WORK INSTRUCTION: Each line of the entries below that includes "name" belongs in your answer.
----
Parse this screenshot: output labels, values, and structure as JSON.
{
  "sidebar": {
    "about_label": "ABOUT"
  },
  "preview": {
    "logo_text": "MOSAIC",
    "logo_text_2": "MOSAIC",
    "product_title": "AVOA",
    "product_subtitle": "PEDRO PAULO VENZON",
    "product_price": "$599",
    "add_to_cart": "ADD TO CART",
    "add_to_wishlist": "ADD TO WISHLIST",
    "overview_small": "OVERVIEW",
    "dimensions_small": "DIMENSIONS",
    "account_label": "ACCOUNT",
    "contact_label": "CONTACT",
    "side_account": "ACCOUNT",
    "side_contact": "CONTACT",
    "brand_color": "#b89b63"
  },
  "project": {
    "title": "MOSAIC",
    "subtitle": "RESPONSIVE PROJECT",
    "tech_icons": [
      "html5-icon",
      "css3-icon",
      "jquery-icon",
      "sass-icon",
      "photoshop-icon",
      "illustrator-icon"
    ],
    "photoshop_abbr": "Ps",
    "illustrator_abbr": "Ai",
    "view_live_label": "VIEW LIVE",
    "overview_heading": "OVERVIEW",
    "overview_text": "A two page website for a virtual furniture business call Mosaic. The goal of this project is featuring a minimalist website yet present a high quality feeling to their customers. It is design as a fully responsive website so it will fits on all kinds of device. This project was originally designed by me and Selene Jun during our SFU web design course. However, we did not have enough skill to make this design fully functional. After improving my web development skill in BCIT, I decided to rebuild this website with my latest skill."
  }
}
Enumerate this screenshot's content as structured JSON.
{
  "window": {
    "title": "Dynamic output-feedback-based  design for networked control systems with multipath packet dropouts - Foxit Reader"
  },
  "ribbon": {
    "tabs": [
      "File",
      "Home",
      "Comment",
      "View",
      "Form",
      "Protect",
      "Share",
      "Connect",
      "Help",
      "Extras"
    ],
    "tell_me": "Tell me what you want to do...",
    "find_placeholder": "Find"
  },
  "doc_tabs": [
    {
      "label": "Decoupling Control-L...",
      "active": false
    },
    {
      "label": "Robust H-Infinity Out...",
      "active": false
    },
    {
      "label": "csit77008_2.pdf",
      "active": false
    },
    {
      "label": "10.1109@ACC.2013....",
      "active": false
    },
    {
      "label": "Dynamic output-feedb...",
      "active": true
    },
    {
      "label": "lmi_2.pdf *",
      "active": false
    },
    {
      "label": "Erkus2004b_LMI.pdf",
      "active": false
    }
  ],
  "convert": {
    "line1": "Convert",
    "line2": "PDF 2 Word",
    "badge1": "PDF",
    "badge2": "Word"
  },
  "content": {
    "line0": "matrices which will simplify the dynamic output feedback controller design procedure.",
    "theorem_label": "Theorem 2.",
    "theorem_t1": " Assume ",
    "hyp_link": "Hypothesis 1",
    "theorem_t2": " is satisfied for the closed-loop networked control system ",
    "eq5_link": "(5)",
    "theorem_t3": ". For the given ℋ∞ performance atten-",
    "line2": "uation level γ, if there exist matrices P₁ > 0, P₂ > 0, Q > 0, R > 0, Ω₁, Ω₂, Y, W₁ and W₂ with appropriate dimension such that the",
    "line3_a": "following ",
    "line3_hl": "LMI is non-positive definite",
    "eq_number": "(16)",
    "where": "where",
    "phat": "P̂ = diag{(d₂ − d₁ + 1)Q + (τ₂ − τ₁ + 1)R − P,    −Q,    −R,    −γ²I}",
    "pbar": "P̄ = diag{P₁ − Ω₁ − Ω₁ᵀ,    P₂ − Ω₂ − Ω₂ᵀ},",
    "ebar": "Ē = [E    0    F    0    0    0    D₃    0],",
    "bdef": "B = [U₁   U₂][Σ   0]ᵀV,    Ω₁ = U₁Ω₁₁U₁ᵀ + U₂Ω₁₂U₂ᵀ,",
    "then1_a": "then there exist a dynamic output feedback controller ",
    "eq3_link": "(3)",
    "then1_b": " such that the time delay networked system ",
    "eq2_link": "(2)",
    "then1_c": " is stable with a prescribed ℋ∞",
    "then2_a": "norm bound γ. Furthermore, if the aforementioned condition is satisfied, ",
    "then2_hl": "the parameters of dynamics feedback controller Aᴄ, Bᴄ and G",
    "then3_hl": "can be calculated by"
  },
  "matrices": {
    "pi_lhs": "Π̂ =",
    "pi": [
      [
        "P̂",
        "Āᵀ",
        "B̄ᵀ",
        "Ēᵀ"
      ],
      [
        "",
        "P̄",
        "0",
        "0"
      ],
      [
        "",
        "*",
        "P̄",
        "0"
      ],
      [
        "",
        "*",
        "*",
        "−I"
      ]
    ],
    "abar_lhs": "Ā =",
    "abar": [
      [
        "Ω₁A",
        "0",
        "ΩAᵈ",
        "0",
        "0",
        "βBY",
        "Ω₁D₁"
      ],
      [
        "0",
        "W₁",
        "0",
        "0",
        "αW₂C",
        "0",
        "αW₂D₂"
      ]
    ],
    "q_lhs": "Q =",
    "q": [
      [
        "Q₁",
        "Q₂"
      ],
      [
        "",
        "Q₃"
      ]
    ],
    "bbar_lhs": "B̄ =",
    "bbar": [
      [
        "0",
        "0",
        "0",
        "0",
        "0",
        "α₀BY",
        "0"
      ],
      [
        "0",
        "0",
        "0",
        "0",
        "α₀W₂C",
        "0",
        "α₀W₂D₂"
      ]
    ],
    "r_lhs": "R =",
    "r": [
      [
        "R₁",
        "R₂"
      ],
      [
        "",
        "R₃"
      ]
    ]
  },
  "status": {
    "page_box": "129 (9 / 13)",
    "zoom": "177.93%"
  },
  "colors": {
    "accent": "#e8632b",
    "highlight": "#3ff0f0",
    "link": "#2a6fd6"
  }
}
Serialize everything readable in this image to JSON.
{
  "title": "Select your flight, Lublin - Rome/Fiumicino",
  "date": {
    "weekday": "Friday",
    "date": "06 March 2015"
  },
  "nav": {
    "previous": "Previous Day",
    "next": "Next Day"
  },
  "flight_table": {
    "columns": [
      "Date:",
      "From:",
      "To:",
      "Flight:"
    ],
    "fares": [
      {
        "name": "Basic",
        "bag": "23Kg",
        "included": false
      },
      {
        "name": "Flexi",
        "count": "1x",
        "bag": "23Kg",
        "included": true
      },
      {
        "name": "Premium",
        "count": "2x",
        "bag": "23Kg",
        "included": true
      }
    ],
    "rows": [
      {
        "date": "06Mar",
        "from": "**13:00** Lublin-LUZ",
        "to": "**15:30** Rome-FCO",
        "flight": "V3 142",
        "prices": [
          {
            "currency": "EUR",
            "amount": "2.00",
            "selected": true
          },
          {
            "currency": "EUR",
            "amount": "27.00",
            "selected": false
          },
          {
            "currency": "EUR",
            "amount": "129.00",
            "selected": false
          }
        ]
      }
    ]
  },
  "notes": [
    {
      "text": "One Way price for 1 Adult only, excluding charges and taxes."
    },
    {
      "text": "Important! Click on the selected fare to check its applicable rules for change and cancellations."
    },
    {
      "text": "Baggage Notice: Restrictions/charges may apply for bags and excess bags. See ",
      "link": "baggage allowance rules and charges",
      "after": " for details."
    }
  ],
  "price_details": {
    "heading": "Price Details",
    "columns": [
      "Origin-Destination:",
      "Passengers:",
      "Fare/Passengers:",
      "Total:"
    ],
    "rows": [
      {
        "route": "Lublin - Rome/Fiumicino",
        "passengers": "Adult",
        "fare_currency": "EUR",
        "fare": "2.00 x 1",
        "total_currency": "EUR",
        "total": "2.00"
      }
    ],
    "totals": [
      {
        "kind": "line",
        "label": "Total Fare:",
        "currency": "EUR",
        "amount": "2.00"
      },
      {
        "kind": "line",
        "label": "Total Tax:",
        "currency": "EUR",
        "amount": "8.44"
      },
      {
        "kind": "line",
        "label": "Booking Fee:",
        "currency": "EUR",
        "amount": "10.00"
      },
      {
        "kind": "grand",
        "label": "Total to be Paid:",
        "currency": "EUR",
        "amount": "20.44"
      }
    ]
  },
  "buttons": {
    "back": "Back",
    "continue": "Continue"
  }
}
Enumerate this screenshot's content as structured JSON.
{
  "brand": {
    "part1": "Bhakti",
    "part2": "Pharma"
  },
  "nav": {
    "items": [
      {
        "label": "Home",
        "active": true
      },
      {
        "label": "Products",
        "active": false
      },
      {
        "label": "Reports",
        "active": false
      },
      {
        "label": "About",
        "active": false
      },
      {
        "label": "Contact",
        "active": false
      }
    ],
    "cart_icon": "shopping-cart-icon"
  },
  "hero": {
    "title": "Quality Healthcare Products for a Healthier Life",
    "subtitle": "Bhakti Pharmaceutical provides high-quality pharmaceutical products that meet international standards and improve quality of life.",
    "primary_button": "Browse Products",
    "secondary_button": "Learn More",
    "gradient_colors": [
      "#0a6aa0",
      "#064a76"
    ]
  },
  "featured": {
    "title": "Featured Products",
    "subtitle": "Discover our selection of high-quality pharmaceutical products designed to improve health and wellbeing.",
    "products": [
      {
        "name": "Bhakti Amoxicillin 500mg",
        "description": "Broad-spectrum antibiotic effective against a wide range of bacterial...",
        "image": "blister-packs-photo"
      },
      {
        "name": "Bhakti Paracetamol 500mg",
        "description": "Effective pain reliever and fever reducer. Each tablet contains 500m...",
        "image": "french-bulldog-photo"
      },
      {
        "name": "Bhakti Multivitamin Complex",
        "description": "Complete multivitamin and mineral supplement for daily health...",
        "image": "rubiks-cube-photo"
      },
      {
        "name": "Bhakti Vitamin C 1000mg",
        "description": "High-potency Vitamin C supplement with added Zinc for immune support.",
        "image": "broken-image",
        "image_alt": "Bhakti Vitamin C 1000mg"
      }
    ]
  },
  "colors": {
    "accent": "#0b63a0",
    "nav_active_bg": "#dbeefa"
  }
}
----
TASK RESULT:
        "name": "Basic",
        "name": "Flexi",
        "name": "Premium",
        "name": "Bhakti Amoxicillin 500mg",
        "name": "Bhakti Paracetamol 500mg",
        "name": "Bhakti Multivitamin Complex",
        "name": "Bhakti Vitamin C 1000mg",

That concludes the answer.